Early Retirees Non-vested in Health Benefits Lack ERISA Standing

September 23, 2008 (PLANSPONSOR.com) - The 9th U.S. Circuit Court of Appeals has determined that early retirees do not have vested rights to retirement health benefits, so they lack standing to sue under the Employee Retirement Income Security Act (ERISA) for continuation of those benefits.

In dismissing the retirees’ claims for lack of subject matter jurisdiction, Judge Diarmuid F. O’Scannlain, writing for the majority, pointed out that to establish standing to sue under ERISA, the early retirees must show that they are plan “participants,” which the Supreme Court has defined as having “a reasonable expectation of returning to covered employment” or having “‘a colorable claim’ to vested benefits.”   O’Scannlain noted that ERISA does not require that welfare benefits, including health benefits, actually vest.

He also cited several cases in which the court found that “if the pensioners’ medical insurance constituted a vested benefit, that benefit could not be ended without the pensioners’ consent” and that the employee’s rights under an insurance policy were not vested because the employer retained the right to change the policy without the employee’s consent. Similarly, other circuits have held that vesting a right or benefit means to render it “forever unalterable.”

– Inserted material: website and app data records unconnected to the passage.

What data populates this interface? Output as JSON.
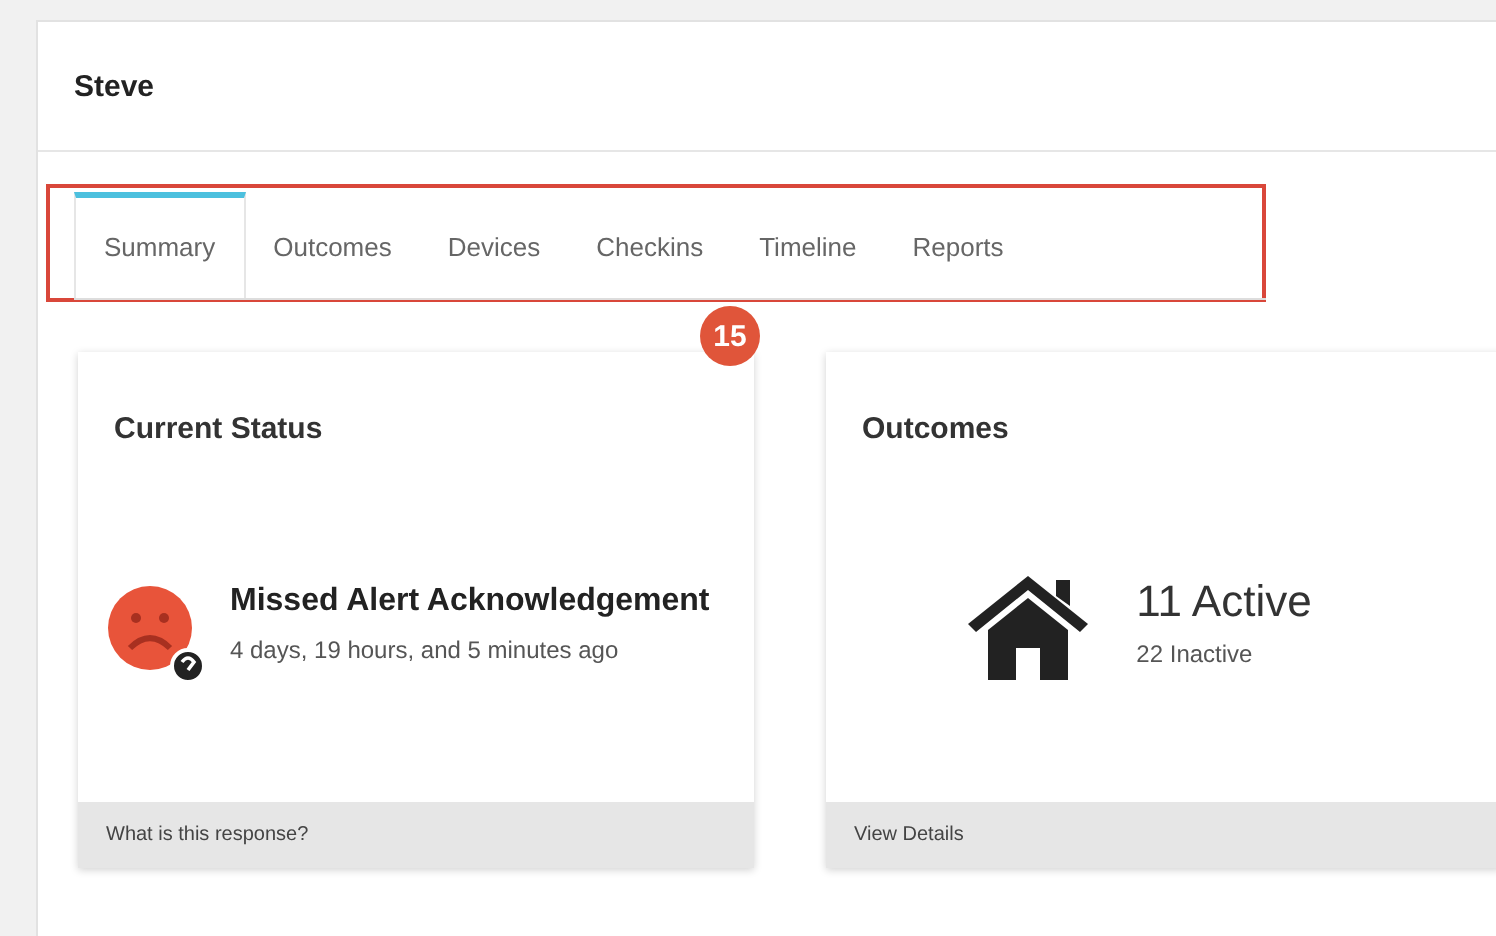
{
  "header": {
    "title": "Steve"
  },
  "tabs": [
    {
      "label": "Summary",
      "selected": true
    },
    {
      "label": "Outcomes",
      "selected": false
    },
    {
      "label": "Devices",
      "selected": false
    },
    {
      "label": "Checkins",
      "selected": false
    },
    {
      "label": "Timeline",
      "selected": false
    },
    {
      "label": "Reports",
      "selected": false
    }
  ],
  "callout": {
    "number": "15"
  },
  "cards": [
    {
      "kind": "status",
      "title": "Current Status",
      "headline": "Missed Alert Acknowledgement",
      "detail": "4 days, 19 hours, and 5 minutes ago",
      "footer": "What is this response?"
    },
    {
      "kind": "outcomes",
      "title": "Outcomes",
      "headline": "11 Active",
      "detail": "22 Inactive",
      "footer": "View Details"
    }
  ]
}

Applying this interpretation of vesting, O’Scannlain said the district court was correct in concluding that the early retirees’ health benefits are not vested. He noted that the collective bargaining agreement (CBA) and closure agreement both incorporate a plan booklet, which expressly reserves to Simpson Paper Co. “the right to alter, amend, delete, cancel or otherwise change welfare . . . plan benefits at any time, subject to negotiation with the Union.”

O’Scannlain conceded that the plan booklet provides a specific duration for which the benefits are promised, which can in some circumstances indicate vesting. However, when read together with the reservation-of-rights provision, the plan allows such benefits to be altered, or even terminated, without the retirees’ consent, which defeats vesting.

In a dissenting opinion, Judge Susan P. Graber said, “The majority confuses subject matter jurisdiction with the merits.” She conceded that the plaintiffs may lose on the merits of the case, “but their federal claims are not frivolous.”

Graber noted that the relevant CBAs and benefit plans explicitly provide that early retirees’ and spouses’ health care benefits are to continue after the agreements’ expiration, which gives the court federal question jurisdiction over the action pursuant to the Labor Management Relations Act.

Graber further argued that because the CBAs granted the retirees the right to continue receiving benefits subject to Simpson Paper Co.’s negotiating with the union, which may or may not have occurred, genuine issues of material fact remain in the case.

The opinion in Poore v. Simpson Paper Co. is here .